_Requirement_:
Lines with the word "wxss": copy all of them from the entries below.
━━━ Records to use
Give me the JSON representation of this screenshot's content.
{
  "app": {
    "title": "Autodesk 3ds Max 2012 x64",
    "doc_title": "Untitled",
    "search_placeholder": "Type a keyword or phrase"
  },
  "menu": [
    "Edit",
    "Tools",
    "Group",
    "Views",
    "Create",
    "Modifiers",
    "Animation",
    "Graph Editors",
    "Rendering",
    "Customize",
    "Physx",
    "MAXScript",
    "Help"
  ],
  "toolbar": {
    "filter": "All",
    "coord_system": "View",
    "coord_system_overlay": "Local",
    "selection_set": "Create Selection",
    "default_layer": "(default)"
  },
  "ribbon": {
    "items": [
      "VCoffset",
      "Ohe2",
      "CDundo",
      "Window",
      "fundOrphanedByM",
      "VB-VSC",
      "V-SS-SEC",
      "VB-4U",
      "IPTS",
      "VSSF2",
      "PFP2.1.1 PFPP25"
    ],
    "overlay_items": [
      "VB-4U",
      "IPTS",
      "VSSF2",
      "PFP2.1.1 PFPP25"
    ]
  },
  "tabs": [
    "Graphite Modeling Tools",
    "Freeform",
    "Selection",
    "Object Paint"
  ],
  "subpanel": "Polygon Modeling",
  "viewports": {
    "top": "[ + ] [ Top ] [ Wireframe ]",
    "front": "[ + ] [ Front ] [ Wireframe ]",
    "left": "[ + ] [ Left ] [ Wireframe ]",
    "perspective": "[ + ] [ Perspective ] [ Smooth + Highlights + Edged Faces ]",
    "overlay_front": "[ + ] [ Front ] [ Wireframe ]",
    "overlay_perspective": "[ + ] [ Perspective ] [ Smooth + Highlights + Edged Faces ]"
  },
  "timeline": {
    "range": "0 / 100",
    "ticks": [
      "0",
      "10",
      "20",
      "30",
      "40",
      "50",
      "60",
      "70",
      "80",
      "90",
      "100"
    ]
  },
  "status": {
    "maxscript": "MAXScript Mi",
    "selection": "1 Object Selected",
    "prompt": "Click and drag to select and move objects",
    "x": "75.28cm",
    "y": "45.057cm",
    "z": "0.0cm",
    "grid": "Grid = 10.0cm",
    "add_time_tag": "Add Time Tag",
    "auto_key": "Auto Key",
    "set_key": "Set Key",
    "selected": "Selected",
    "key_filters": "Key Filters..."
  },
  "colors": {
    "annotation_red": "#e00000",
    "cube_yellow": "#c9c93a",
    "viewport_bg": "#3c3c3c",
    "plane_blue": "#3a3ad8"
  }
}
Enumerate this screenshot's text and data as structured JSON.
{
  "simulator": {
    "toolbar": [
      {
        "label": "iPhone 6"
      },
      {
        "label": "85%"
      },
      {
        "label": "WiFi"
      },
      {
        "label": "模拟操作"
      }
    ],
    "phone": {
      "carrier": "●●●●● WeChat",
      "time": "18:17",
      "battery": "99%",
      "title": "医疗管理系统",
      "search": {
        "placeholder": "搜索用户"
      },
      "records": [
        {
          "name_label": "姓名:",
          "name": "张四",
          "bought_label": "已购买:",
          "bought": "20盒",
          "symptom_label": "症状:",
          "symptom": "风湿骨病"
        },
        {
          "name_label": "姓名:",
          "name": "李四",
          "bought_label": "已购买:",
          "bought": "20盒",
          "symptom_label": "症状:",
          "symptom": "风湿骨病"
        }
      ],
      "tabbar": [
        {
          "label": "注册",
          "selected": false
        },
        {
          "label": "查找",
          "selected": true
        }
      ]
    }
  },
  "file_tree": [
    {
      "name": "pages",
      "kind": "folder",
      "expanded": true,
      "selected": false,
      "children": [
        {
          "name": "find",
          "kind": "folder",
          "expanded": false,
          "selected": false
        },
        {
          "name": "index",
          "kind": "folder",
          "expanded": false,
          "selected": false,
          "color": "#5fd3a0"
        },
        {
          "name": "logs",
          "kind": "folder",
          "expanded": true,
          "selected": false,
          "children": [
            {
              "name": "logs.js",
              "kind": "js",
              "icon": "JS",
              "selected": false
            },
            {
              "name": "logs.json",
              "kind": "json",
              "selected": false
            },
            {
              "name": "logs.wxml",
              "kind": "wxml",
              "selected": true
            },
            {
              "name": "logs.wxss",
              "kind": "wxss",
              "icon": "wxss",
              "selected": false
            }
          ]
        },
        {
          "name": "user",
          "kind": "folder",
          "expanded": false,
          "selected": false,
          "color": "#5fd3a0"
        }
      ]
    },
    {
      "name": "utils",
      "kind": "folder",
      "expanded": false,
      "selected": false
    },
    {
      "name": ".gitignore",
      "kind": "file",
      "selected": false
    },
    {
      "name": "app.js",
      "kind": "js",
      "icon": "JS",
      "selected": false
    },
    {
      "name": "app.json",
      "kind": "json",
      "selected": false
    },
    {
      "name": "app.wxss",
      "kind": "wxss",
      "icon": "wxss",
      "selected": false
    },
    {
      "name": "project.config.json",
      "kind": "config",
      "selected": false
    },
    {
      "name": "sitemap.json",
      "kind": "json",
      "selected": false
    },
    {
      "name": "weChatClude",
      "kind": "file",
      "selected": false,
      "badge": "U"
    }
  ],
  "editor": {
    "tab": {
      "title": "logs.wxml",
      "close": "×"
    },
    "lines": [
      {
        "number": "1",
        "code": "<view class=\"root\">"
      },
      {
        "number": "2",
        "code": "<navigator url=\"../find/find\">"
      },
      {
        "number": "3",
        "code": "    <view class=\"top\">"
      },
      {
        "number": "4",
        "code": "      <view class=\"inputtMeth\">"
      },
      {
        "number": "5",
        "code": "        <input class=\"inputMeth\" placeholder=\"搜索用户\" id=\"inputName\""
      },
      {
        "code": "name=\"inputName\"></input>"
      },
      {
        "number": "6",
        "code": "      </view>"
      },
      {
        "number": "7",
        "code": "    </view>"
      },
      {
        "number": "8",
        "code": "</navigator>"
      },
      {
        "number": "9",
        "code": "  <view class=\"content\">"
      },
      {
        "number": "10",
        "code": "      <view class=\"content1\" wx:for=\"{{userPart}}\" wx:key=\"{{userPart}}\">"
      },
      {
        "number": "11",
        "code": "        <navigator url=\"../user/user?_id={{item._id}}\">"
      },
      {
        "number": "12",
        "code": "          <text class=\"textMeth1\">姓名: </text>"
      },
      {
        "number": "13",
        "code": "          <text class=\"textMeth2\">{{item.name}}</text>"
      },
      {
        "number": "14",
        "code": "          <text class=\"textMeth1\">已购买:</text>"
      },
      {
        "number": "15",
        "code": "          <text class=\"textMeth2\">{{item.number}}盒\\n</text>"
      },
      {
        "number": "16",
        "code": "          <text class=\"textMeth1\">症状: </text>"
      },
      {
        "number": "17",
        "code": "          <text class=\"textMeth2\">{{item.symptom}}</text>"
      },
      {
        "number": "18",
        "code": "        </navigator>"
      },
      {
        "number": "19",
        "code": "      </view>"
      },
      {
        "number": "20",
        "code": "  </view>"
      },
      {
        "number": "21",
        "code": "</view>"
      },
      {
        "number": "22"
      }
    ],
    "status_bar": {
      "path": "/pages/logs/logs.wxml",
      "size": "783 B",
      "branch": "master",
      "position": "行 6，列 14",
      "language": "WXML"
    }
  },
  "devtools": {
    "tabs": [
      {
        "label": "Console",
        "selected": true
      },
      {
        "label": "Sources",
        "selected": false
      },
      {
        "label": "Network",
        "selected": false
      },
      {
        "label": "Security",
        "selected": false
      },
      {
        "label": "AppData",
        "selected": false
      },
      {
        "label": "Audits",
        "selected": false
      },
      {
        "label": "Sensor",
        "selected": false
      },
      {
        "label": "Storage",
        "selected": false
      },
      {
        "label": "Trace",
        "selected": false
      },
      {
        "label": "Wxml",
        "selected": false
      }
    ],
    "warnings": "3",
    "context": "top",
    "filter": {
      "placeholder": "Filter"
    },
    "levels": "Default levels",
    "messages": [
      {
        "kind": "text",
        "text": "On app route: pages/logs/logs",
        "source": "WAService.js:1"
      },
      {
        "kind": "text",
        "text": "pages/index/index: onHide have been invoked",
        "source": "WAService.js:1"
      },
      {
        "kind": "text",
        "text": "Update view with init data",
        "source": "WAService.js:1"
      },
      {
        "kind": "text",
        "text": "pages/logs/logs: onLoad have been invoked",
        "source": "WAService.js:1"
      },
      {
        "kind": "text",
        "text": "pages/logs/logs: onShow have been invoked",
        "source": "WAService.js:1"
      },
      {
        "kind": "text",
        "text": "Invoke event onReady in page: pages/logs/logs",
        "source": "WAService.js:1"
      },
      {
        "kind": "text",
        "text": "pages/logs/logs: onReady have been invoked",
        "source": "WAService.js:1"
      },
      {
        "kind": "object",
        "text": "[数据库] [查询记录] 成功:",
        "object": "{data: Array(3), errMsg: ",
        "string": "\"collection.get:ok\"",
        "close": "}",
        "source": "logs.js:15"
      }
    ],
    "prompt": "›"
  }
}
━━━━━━
_Solution to this problem_:
              "name": "logs.wxss",
              "kind": "wxss",
              "icon": "wxss",
      "name": "app.wxss",
      "kind": "wxss",
      "icon": "wxss",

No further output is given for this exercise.